We bring this up because bankers and directors sometimes ask us to define a good management/board partnership and to point out exactly where the line is between the responsibilities of management and that of the board. This makes sense when you consider regulations indicate that while directors can delegate the day to day routine of conducting the bank's business to officers and employees, they cannot delegate their responsibility for unsound policies or practices. That ultimately puts the directors on the hook, so frequent questions of all sorts happen all the time. This responsibility is especially on the minds of directors given the litany of lawsuits that flew during the credit crisis and direct regulatory pressure to get more involved in understanding what risks their bank might be taking.
From a regulatory viewpoint, regulators expect directors to do a few key things in particular to effectively discharge their duties. These include: 1) selecting competent executive officers; 2) effectively supervise the affairs of the bank (using reasonable business judgment and devoting sufficient time to be informed); 3) adopt and follow sound policies and objectives (CEO needs a clear framework to operate); 4) avoid self serving practices (must make decisions that are impartial and ensure any loans are at arm's length as to terms, etc.); 5) avoid conflicts of interest (must fully disclose any conflicts and abstain from voting); 6) stay informed as to the bank's condition and management policies (encouragement to employ outside auditors to assist as needed); 7) follow all banking laws and regulations; 8) ensure the bank maintains reasonable capital levels; and 9) ensure services are conducive to well balanced economic growth in the community.

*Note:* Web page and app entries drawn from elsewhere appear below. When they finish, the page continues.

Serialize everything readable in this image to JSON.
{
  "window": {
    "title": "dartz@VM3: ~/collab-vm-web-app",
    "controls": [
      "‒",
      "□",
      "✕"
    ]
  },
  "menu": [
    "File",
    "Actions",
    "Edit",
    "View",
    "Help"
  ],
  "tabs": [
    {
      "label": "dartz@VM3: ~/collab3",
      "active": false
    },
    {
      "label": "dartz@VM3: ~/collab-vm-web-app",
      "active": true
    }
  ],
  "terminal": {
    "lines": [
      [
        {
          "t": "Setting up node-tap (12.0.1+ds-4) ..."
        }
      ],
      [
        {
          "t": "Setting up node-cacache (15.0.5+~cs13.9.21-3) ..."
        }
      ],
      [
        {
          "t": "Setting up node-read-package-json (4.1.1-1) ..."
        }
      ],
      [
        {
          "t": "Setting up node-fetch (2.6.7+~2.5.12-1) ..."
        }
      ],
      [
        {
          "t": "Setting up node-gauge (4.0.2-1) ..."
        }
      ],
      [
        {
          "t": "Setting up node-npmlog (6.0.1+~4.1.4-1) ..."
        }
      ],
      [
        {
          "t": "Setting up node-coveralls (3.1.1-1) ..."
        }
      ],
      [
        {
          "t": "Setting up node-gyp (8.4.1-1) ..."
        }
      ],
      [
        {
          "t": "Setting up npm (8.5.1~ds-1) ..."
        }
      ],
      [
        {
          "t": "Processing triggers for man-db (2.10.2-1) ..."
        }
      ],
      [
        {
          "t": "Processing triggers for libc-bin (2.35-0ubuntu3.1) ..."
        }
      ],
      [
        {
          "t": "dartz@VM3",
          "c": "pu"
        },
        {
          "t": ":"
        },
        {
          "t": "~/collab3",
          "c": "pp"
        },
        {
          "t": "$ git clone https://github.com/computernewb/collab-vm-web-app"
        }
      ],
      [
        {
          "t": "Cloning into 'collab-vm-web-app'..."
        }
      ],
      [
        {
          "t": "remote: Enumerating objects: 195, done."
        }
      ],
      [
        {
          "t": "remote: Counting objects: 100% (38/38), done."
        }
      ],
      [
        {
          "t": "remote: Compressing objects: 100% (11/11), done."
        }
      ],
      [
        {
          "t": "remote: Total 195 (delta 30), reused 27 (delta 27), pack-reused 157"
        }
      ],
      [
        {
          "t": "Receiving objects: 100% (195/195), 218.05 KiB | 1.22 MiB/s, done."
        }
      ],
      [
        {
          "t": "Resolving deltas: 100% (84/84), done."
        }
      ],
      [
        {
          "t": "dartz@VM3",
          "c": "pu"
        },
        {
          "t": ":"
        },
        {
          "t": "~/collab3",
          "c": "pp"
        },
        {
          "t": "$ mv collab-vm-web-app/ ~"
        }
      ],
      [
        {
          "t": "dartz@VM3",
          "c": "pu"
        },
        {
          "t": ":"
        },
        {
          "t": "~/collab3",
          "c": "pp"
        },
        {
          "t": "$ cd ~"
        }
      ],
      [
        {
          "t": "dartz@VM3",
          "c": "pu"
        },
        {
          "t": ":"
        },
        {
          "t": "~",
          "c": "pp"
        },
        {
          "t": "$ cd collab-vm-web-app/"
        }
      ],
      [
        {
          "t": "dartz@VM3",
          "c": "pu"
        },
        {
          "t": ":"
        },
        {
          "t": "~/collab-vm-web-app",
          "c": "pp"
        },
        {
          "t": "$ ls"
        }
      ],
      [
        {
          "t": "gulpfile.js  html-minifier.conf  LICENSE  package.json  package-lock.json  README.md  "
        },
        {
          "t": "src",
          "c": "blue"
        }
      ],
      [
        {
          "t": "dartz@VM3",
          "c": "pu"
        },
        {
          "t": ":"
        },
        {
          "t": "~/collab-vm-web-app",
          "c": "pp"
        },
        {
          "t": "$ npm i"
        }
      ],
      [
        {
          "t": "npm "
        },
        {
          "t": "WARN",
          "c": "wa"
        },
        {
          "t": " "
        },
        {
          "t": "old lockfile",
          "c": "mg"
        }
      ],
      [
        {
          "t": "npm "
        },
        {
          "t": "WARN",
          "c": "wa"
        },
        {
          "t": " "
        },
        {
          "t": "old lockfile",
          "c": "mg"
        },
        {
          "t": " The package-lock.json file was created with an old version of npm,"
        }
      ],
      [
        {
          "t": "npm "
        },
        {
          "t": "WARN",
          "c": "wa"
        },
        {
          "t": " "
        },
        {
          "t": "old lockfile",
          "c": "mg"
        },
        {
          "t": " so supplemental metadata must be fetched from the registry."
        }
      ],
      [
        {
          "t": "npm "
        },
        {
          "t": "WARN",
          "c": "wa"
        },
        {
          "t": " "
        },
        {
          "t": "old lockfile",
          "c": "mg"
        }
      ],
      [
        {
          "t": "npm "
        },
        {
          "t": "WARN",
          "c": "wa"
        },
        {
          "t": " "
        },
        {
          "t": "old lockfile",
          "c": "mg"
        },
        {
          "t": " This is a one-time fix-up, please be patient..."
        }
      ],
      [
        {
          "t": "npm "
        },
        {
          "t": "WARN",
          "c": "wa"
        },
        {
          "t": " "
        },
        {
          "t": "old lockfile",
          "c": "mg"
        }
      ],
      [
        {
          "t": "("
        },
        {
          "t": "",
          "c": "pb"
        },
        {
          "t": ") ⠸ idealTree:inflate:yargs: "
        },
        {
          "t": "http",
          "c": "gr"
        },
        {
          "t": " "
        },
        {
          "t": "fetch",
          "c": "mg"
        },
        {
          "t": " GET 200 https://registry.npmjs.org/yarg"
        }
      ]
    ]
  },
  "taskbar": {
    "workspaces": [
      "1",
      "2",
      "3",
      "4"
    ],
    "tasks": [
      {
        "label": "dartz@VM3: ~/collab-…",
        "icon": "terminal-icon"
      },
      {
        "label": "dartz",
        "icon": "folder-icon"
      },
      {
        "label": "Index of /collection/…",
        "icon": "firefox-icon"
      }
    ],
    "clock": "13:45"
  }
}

No matter what punch list your bank works from at each meeting, suffice it to say directors are likely more involved following the crisis. Passive participation is out and involvement is in, so management these days should expect to take more time during meetings to explain issues, solicit input and resolve potential conflicts as they arise. It is the role of the board to challenge management, question strategy, ask probing questions and think like an owner. As long as the process is conducted in a professional manner and everyone works to understand the issues at hand, this should be a healthy and valuable exchange of information between management and the board.
At its most basic level, the balance between directors and management is pretty straightforward. When working correctly, the board's role is to strive to understand, offer guidance, develop strategy and monitor risk. The role of management at a high level is to provide information requested by the board or that would help improve understanding, plus handle the strategic execution and the day to day affairs of the bank.
Finally, all good CEOs also share some common traits. These include but are not limited to: continually striving to keep the board fully informed of critical issues; being collaborative in the way they work; doing their best to share actionable information and asking directors for help when needed.
The interactions between management and the board can be tricky but mutual respect can go a long way toward building the underlying trust necessary to be effective. Nothing is perfect, some meetings are better than others, sometimes people aren't as prepared as they should be and sometimes things just happen. Our advice is to keep the communication channels open as you focus on a mutually beneficial approach to help build a strong partnership between management and the board.